Thoughts re application today
After a few days of intense activity, it’s only human to feel a bit depleted. Even Jesus needed to rest far from the madding crowds that followed him. Sometimes pastors and ministers get the Monday blues when they feel a bit down and robbed of energy after the weekend’s work. Was Elijah exhausted after the encounter with the priests of Baal? Did he have an adrenalin low? Sometimes zealous courage can be followed by feelings of despondency. We don’t know all the details but, of course, Elijah had reason to fear. Would God rescue Elijah? Perhaps he expected a repeat of the miraculous fire from heaven that killed the Baal worshippers and that it would devour his pursuers. God, of course, often does the unexpected, and that’s what happens here. After all the bells and whistles of the tornado, the earthquake, and the fire, it’s just a still, small voice — without any drama at all.

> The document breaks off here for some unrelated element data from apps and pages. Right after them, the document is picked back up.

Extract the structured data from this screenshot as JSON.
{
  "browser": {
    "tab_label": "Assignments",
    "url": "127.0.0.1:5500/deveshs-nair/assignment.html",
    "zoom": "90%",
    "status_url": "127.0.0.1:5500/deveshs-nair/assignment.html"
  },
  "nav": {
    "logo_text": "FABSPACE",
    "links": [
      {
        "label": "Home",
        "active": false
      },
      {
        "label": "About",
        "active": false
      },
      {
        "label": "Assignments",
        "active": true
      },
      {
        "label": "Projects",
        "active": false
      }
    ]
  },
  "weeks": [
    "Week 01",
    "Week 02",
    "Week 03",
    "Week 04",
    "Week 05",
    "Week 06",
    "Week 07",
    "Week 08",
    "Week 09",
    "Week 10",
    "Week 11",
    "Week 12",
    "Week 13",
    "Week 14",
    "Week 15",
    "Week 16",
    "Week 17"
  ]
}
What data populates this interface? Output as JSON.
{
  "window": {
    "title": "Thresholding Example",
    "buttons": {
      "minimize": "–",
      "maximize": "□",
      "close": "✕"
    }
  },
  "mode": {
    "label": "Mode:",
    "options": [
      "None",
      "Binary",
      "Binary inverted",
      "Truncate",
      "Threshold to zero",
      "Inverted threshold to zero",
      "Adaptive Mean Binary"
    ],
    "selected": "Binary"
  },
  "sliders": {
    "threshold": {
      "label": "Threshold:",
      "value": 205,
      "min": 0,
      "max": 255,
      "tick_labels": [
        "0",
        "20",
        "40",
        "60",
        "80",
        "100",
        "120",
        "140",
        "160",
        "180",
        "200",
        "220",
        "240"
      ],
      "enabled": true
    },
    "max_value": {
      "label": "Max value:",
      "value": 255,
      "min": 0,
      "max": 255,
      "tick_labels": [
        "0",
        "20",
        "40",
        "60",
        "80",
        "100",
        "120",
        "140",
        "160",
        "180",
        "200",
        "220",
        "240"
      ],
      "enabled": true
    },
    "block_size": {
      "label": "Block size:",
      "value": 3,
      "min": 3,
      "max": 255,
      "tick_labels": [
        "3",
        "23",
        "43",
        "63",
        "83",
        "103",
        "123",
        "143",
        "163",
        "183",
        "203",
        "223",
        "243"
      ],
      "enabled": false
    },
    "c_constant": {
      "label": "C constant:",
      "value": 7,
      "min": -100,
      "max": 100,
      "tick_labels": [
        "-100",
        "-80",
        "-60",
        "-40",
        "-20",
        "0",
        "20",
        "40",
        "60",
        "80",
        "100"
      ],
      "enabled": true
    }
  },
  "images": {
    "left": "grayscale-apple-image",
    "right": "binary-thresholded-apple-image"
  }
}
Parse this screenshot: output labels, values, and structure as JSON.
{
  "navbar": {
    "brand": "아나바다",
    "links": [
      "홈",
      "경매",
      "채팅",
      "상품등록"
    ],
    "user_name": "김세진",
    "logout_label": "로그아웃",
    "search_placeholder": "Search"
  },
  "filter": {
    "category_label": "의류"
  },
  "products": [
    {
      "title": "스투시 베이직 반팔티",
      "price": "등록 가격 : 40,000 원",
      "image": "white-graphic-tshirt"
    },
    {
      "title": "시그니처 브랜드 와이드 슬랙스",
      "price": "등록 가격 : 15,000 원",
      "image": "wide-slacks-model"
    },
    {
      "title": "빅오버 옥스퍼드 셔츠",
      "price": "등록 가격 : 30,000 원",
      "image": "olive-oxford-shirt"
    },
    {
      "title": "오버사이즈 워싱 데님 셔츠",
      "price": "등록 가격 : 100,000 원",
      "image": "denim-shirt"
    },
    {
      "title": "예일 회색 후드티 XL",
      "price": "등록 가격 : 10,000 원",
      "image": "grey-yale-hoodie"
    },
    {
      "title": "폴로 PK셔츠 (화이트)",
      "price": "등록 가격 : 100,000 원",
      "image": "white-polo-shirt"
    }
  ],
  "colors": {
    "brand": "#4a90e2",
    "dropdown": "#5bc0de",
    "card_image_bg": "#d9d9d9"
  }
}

Jesus tells us, “Come to me, all who labour and are heavy laden, and I will give you rest” (Matthew 11:28). This applies to all those caught up in the weariness of the world and to all of us involved in labouring for the Gospel’s sake. We can get exhausted and, in that state, let’s turn to Jesus. “Therefore, having this ministry by the mercy of God, we do not lose heart…We are afflicted in every way, but not crushed; perplexed, but not driven to despair;persecuted, but not forsaken; struck down, but not destroyed…knowing that he who raised the Lord Jesus will raise us also with Jesus and bring us with you into his presence…So we do not lose heart” (2 Corinthians 4:1,8-9,14,16)”.
- 2 Corinthians 4
- Mark 4:35-41
Footnotes and references
- Nick Page, The Badly Behaved Bible: Thinking again about the story of Scripture, published by Hodder & Stroughton in the UK, 2019:122-123.
- Yohanan Aharoni, The Carta Bible Atlas, Fourth Edition, published by Carta books, Jerusalem, Israel in 2002:101.